Records for this task START

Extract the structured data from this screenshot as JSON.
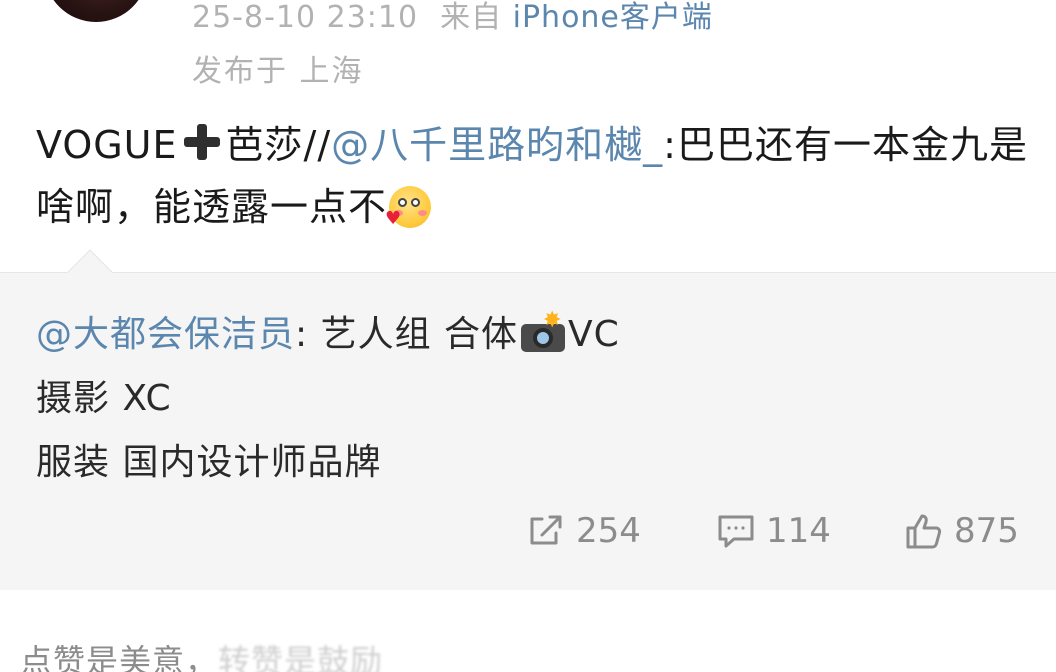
{
  "header": {
    "timestamp": "25-8-10 23:10",
    "source_prefix": "来自",
    "source_app": "iPhone客户端",
    "location": "发布于 上海"
  },
  "post": {
    "prefix": "VOGUE",
    "after_plus": "芭莎//",
    "mention": "@八千里路昀和樾_",
    "text_after_mention": ":巴巴还有一本金九是啥啊，能透露一点不",
    "plus_emoji_name": "heavy-plus-icon",
    "end_emoji_name": "blush-heart-emoji"
  },
  "quote": {
    "mention": "@大都会保洁员",
    "line1_rest": ": 艺人组 合体",
    "line1_tail": "VC",
    "camera_emoji_name": "camera-flash-icon",
    "line2": "摄影 XC",
    "line3": "服装 国内设计师品牌",
    "repost_count": "254",
    "comment_count": "114",
    "like_count": "875"
  },
  "footer": {
    "text": "点赞是美意，",
    "faded_text": "转赞是鼓励"
  },
  "colors": {
    "link": "#5b86ae",
    "meta": "#b2b2b2",
    "quote_bg": "#f5f5f5",
    "action_gray": "#8c8c8c"
  }
}
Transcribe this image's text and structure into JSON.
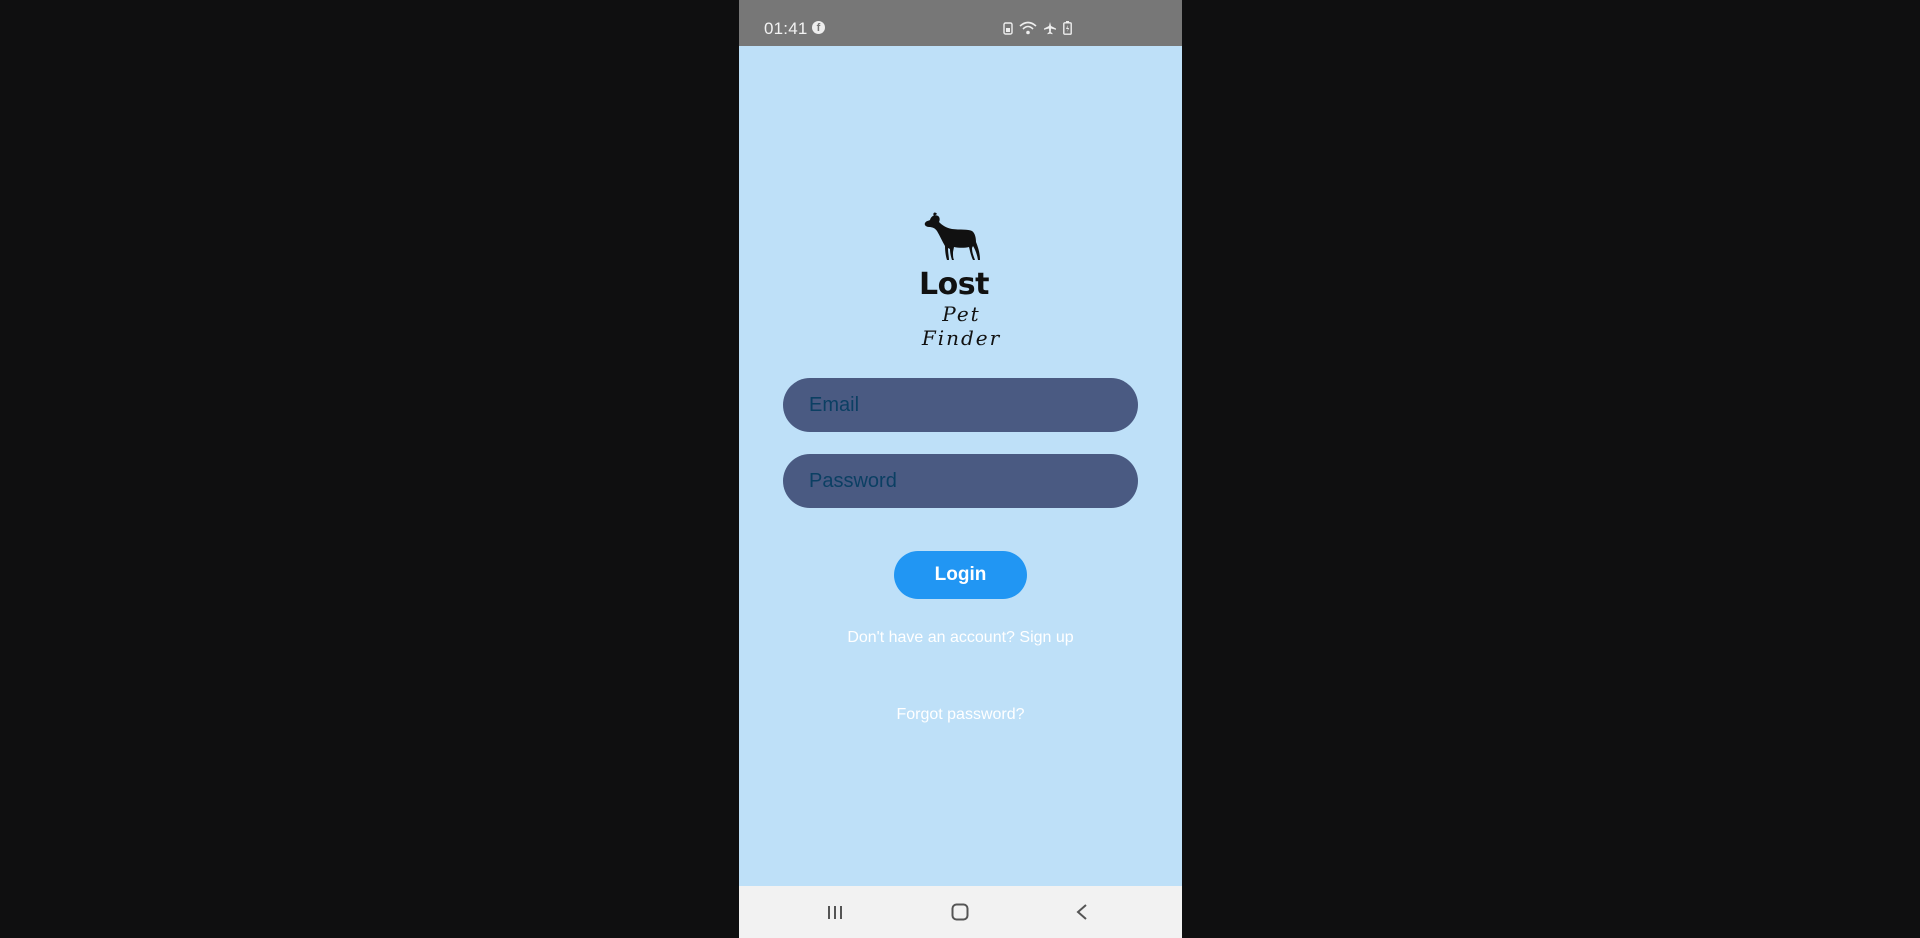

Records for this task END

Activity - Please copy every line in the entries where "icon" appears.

Answer space -
    "plus_emoji_name": "heavy-plus-icon",
    "camera_emoji_name": "camera-flash-icon",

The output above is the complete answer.